Aage, C.T., Salunke, J.N.: Some fixed points theorems in generalized \(D^{*}\)metric spaces. Appl. Sci. 12, 1–13 (2010)
Gnana Bhaskar, T., Lakshmikantham, V.: Fixed point theorems in partially ordered metric spaces and applications. Nonlinear Anal. 65(7), 1379–1393 (2006)
Feng, Y., Liu, S.: Fixed point theorems for multivalued contractive mappings and multivalued Caristi type mappings. J. Math. Anal. Appl. 317, 103–112 (2006)
Secelean, N.A.: Iterated function systems consisting of Fcontractions. Fixed Point Theory Appl. 2013, Article ID 277 (2013)
Khan, S.U., Arshad, M., Hussain, A., Nazam, M.: Two new types of fixed point theorems for Fcontraction. J. Adv. Stud. Topol. 7, 251–260 (2016)
Acknowledgements
The authors would like to thank the reviewers and the editor for their valuable comments.
Funding
No funds have been taken for this project.
Author information
Authors and Affiliations
Contributions
Author contribution; The first author prepare the manuscript based on the research idea proposed by the second author. The third author check through and made correction and the fourth author made final review and approved the final copy.
Corresponding author
Ethics declarations
Ethics approval and consent to participate
Not applicable.
Competing interests
The authors declare no competing interests.
Additional information
Abbreviations
Not applicable.
Publisher’s Note
Springer Nature remains neutral with regard to jurisdictional claims in published maps and institutional affiliations.
Rights and permissions
Open Access This article is licensed under a Creative Commons Attribution 4.0 International License, which permits use, sharing, adaptation, distribution and reproduction in any medium or format, as long as you give appropriate credit to the original author(s) and the source, provide a link to the Creative Commons licence, and indicate if changes were made. The images or other third party material in this article are included in the article’s Creative Commons licence, unless indicated otherwise in a credit line to the material. If material is not included in the article’s Creative Commons licence and your intended use is not permitted by statutory regulation or exceeds the permitted use, you will need to obtain permission directly from the copyright holder. To view a copy of this licence, visit http://creativecommons.org/licenses/by/4.0/.

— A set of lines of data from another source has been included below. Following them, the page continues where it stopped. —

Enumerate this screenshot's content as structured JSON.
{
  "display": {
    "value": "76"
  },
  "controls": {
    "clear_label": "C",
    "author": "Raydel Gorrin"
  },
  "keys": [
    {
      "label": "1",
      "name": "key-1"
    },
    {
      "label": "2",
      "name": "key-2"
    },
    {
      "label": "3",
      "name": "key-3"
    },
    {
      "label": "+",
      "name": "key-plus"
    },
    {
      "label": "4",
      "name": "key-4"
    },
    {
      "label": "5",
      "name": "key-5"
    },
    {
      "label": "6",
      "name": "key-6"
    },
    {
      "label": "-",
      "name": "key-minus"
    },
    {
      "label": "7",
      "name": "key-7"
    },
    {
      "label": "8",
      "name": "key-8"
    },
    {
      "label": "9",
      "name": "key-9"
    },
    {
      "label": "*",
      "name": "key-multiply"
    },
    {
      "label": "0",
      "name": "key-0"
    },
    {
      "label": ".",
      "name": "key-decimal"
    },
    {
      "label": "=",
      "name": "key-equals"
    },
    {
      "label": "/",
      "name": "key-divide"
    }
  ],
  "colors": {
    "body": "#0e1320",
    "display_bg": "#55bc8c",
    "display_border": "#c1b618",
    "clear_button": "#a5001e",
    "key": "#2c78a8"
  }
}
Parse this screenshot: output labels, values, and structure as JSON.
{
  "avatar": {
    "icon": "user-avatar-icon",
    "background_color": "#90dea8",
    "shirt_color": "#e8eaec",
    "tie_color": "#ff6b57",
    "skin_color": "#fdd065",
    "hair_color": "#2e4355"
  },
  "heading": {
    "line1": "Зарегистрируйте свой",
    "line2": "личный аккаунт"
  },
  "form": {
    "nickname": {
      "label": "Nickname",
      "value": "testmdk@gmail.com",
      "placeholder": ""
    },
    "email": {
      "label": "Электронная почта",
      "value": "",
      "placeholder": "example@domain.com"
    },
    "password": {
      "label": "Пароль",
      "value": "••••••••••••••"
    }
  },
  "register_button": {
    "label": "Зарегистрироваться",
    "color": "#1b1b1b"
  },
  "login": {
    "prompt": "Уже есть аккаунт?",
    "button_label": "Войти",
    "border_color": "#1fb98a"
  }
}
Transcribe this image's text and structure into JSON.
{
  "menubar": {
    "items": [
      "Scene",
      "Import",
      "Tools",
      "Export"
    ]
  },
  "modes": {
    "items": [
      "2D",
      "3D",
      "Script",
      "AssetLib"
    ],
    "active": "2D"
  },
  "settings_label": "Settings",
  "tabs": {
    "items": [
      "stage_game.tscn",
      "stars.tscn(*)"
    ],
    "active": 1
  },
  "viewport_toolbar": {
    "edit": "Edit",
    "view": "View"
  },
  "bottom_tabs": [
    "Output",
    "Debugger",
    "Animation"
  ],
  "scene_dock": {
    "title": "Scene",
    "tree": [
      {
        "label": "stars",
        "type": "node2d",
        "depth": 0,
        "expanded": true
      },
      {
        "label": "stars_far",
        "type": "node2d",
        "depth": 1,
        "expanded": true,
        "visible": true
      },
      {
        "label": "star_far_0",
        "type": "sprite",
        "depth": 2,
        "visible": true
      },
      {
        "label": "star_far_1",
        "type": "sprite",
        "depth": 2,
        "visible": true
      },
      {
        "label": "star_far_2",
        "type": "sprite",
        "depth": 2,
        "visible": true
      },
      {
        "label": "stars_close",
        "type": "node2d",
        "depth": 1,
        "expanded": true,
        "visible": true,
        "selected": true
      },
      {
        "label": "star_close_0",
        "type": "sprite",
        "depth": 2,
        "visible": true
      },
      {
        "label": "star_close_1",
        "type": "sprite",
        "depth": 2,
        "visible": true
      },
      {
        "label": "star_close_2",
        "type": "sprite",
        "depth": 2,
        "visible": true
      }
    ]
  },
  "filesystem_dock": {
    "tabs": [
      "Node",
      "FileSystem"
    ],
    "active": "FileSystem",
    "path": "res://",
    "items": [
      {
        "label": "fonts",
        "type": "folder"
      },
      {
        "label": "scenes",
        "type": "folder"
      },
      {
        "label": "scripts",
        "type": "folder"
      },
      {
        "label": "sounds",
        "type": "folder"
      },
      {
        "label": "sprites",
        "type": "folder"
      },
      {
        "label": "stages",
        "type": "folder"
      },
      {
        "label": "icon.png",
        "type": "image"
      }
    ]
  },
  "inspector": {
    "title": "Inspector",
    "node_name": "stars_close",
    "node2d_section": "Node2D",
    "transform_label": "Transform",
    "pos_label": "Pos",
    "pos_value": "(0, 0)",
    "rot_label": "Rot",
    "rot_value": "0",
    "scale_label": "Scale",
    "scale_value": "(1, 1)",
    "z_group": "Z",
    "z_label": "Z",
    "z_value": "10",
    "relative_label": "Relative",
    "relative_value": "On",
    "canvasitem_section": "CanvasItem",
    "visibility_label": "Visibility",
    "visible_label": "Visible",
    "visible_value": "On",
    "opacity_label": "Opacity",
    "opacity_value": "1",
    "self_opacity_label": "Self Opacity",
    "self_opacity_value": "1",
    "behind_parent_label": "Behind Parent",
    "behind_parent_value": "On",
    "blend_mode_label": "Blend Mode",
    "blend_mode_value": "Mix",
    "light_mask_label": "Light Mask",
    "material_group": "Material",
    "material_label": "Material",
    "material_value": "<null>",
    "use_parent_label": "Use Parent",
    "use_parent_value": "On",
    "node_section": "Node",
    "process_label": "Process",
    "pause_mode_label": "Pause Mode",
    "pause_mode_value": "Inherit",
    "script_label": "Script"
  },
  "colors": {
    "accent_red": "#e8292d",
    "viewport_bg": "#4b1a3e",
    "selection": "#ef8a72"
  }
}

About this article
Cite this article
Majid, N.A., Jumaili, A.A., Ng, Z.C. et al. Some applications of fixed point results for monotone multivalued and integral type contractive mappings. Fixed Point Theory Algorithms Sci Eng 2023, 11 (2023). https://doi.org/10.1186/s13663023007489
Received:
Accepted:
Published:
DOI: https://doi.org/10.1186/s13663023007489